Join getAbstract to access the summary!


Join getAbstract to access the summary!


Liberal Europe in Retreat

Oxford UP,

15 min read
10 take-aways
Audio & text

What's inside?

Populists are on the ascent. Here’s why liberals have been so powerless to stop them.

Editorial Rating



  • Controversial
  • Analytical
  • Inspiring


Why has populism flourished in Europe in recent years? In this clear-eyed account, academic Jan Zielonka analyzes why the continent’s politics have taken such a hard turn. His conclusion: Mainstream political leadership has grown cynical and complacent, and democratic institutions seem increasingly indifferent to the will of the people. At the same time, Europeans have become more anxious and fearful. Voters in France and Belgium, worried about terror attacks, are increasingly skeptical of the liberal prescription of open borders and multiculturalism. In Greece, Portugal and Poland, citizens fret about their jobs and wonder why their leaders don’t feel their pain. Despite his harsh critique of Europe’s system of liberal democracy, Zielonka is no populist. He repeatedly argues that he has no love for the counter-revolution, which he considers misguided. But Zielonka does see value in self-scrutiny, and he makes a strong case that liberalism – and the tolerance and rationality that accompany it – will survive only if its supporters understand and work to change what has gone wrong in recent years. getAbstract recommends hearing him out.

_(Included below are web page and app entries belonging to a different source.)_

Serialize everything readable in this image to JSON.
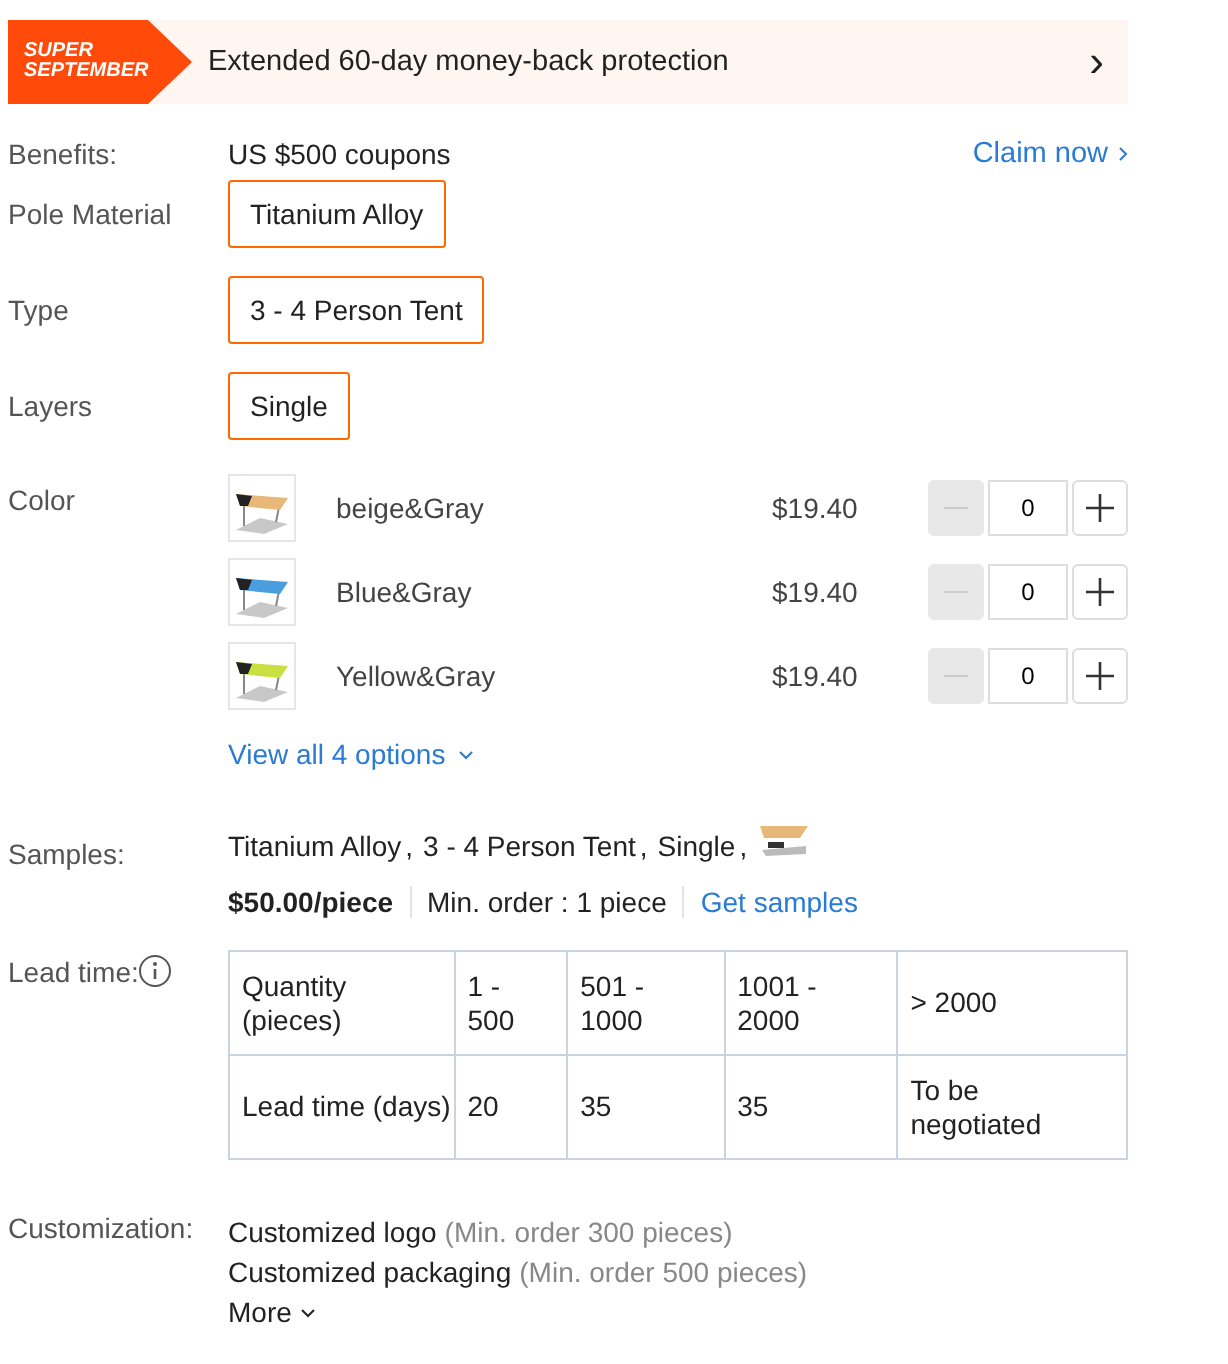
{
  "promo_banner": {
    "badge": "SUPER\nSEPTEMBER",
    "text": "Extended 60-day money-back protection",
    "arrow": "›"
  },
  "benefits": {
    "label": "Benefits:",
    "value": "US $500 coupons",
    "link": "Claim now"
  },
  "attributes": [
    {
      "label": "Pole Material",
      "options": [
        {
          "label": "Titanium Alloy",
          "selected": true
        }
      ]
    },
    {
      "label": "Type",
      "options": [
        {
          "label": "3 - 4 Person Tent",
          "selected": true
        }
      ]
    },
    {
      "label": "Layers",
      "options": [
        {
          "label": "Single",
          "selected": true
        }
      ]
    }
  ],
  "color": {
    "label": "Color",
    "variants": [
      {
        "name": "beige&Gray",
        "price": "$19.40",
        "quantity": "0",
        "color": "#e8b878",
        "minus_disabled": true
      },
      {
        "name": "Blue&Gray",
        "price": "$19.40",
        "quantity": "0",
        "color": "#4a9ee0",
        "minus_disabled": true
      },
      {
        "name": "Yellow&Gray",
        "price": "$19.40",
        "quantity": "0",
        "color": "#c8e040",
        "minus_disabled": true
      }
    ],
    "view_all": "View all 4 options"
  },
  "samples": {
    "label": "Samples:",
    "selection": [
      "Titanium Alloy",
      "3 - 4 Person Tent",
      "Single"
    ],
    "separator": ",",
    "price": "$50.00/piece",
    "min_order": "Min. order : 1 piece",
    "link": "Get samples"
  },
  "lead_time": {
    "label": "Lead time:",
    "table": {
      "rows": [
        [
          "Quantity (pieces)",
          "1 - 500",
          "501 - 1000",
          "1001 - 2000",
          "> 2000"
        ],
        [
          "Lead time (days)",
          "20",
          "35",
          "35",
          "To be negotiated"
        ]
      ]
    }
  },
  "customization": {
    "label": "Customization:",
    "items": [
      {
        "name": "Customized logo",
        "note": "(Min. order 300 pieces)"
      },
      {
        "name": "Customized packaging",
        "note": "(Min. order 500 pieces)"
      }
    ],
    "more": "More"
  }
}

An Assault on Liberalism

A generation ago, Europe was in the midst of a full-fledged revolution, one that sought to extend liberalism to the formerly communist countries of Eastern Europe. In the years after the fall of the Berlin Wall, newly democratic nations built welfare systems and regulated markets. Openness and rule of law were the talking points of the day. Today, however, a reversal of this revolution is underway. Across Europe, countries are systematically dismantling their welfare states and de-regulating their markets. Debate in Europe is focused on shrinking states and rebuilding walls.

From Warsaw and Budapest to London, Madrid and Paris, a new wave of anti-liberal populism is sweeping Europe. A continent that once seemed a bastion of tolerance and liberalism now is characterized by anger and resentment. In 2016, British voters cast their ballots in favor of leaving the European Union – the very epitome of liberalism – even though respected politicians, journalists, academics and other experts made a strong, rational case for staying in the EU. The UK wasn’t the only place shaken by political upheaval. In Italy...

About the Author

Jan Zielonka is professor of European politics at the University of Oxford and Ralf Dahrendorf Professorial Fellow at St. Antony’s College. He also has held posts at the University of Warsaw, the University of Leiden and the European University Institute at Florence.

Comment on this summary

More on this topic

Customers who read this summary also read

Related Channels